Or are we picturing Lance with Oprah, finally coming clean about being so dirty?
In the context of this bad market for athlete denials Lewis is summoning the force of his evangelical personality and the power of a Super Bowl pulpit to convince everyone his accuser “has no credibility.” “I never, ever took what he says,” Lewis insists. In vintage Ray-style he calls the rumors “a trick of the devil.”
His accuser has a tape of Lewis discussing the deer antler substance with him and asking him to send some. Does that prove Lewis actually used the product? No. But he still fights uphill against the credibility of SI and against the Lance Effect — a collective skepticism about athletes that has calloused and become hard.
Lewis also said: “I truly believe [my accuser] does not have the privilege for me to speak about [this] ever again.”
In a vacuum, Lewis might have a point. But in these times? No. In the court of public opinion, presumption of innocence is not the law. And the concept is harder and harder to expect as more and more athletes prove undeserving of it.
I feel badly for athletes guilty of no wrongdoing who get painted by such a broad brush, and I like to think they are still the majority. I especially feel badly for athletes who are wrongly accused and can’t find buyers for their claims of innocence.
The athletes created this monster, though.
There can be little doubt that many if not most used car salesmen probably are good people, honest and ready to cut you a fair deal.
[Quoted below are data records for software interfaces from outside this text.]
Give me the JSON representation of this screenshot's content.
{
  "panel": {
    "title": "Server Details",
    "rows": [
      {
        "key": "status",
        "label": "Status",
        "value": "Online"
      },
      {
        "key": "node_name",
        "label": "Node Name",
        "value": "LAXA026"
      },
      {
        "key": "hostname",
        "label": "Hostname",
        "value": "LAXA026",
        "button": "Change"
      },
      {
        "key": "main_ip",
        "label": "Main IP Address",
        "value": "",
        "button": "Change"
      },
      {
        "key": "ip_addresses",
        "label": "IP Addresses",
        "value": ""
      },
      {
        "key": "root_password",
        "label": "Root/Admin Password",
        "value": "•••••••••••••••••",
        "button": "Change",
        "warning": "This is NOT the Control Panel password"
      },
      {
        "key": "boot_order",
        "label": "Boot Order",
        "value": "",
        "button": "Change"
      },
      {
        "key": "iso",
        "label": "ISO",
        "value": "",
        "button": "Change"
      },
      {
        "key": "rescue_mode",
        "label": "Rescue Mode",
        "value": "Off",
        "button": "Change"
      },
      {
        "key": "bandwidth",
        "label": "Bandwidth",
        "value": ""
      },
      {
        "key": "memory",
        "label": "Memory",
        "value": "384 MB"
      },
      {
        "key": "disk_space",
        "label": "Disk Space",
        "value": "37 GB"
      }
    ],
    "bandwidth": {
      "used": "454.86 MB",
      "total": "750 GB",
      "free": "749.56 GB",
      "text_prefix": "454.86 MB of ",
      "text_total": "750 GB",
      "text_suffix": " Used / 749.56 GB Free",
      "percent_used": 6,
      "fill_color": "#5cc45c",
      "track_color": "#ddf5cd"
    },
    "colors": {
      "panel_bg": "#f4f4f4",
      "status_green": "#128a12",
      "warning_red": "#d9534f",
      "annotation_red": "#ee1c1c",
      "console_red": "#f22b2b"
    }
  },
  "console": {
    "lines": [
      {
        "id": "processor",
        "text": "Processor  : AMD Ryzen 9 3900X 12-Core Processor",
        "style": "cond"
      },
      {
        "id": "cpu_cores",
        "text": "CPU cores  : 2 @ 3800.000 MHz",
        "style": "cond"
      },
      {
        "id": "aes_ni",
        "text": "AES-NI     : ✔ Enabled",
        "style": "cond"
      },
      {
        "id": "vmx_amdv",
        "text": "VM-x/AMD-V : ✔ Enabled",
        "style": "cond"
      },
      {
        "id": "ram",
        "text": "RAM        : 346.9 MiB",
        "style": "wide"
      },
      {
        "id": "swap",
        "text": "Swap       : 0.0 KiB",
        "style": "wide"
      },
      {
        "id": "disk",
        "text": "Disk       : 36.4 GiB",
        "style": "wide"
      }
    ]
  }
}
Yet their collective reputation and stereotype precedes them. The job title alone is onerous, fair or not.
The professional athlete is becoming like that.
A once-glorified line of work associated with heroics, cheering and great skill has been devalued by degrees, to the point “athlete” in a word association game is now as likely to conjure thoughts of arrests, performance-enhancing drugs, lying, cheating and scandal.
So we read Rodriguez’s statement of strong denial, we hear an angry Lewis call his accuser a “coward.” and we want to be fair so we reach down to where our benefit of doubt used to be but it’s all gone.
A-Rod and Ray are talking, but all we’re hearing is Lance Armstrong, the man who forever made it harder to believe.